"""

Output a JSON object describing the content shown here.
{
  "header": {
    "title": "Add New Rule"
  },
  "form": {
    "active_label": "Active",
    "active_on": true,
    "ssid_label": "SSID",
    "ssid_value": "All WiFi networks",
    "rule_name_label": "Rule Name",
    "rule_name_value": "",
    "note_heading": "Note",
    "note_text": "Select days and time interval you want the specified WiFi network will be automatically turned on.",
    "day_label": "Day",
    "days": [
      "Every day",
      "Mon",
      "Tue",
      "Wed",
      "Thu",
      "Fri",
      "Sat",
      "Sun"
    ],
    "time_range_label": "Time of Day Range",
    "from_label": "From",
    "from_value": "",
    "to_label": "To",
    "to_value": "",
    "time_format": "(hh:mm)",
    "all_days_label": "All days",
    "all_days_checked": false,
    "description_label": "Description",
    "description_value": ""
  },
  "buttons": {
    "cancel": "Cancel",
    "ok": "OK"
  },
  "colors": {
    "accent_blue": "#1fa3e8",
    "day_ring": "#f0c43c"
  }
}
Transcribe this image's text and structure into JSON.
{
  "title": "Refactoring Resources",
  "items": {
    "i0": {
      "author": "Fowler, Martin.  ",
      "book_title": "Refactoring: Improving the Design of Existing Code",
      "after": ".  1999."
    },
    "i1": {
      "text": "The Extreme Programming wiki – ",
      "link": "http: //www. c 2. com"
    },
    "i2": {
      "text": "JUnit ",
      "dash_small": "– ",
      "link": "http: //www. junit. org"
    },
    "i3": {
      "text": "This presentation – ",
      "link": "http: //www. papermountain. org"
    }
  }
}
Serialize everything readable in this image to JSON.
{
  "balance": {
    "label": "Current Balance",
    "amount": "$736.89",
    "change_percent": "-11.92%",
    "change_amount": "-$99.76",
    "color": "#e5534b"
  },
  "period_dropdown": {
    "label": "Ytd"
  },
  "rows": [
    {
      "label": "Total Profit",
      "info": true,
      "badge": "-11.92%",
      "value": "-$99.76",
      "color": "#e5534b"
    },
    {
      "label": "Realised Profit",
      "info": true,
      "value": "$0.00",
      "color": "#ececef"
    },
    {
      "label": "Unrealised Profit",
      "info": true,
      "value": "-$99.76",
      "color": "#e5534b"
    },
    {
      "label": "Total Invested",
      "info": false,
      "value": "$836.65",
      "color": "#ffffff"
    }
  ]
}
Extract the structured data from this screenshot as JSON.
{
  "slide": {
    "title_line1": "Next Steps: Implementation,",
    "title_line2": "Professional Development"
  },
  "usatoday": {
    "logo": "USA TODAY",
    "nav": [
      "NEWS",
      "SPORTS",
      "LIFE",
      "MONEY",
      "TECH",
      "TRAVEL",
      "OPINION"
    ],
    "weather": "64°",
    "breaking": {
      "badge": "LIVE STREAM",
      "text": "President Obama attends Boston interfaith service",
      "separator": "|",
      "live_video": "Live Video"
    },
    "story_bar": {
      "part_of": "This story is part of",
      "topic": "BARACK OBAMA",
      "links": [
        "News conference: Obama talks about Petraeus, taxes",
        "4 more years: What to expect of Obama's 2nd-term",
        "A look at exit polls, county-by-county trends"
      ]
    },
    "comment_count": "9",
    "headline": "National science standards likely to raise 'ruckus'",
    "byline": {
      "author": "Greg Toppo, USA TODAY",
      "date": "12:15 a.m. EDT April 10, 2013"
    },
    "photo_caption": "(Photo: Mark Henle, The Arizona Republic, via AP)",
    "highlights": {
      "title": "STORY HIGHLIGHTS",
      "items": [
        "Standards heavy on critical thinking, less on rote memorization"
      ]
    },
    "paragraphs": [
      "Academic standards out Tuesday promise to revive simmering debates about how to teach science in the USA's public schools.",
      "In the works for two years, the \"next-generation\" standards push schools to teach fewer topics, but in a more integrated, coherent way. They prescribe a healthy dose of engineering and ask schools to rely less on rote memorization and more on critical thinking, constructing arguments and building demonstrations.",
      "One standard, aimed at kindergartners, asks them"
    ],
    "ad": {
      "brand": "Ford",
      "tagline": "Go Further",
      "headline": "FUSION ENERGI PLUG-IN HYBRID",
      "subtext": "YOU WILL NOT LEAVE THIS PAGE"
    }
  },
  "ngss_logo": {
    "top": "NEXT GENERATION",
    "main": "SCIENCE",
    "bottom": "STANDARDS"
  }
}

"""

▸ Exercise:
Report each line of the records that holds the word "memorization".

▸ Solution:
        "Standards heavy on critical thinking, less on rote memorization"
      "In the works for two years, the \"next-generation\" standards push schools to teach fewer topics, but in a more integrated, coherent way. They prescribe a healthy dose of engineering and ask schools to rely less on rote memorization and more on critical thinking, constructing arguments and building demonstrations.",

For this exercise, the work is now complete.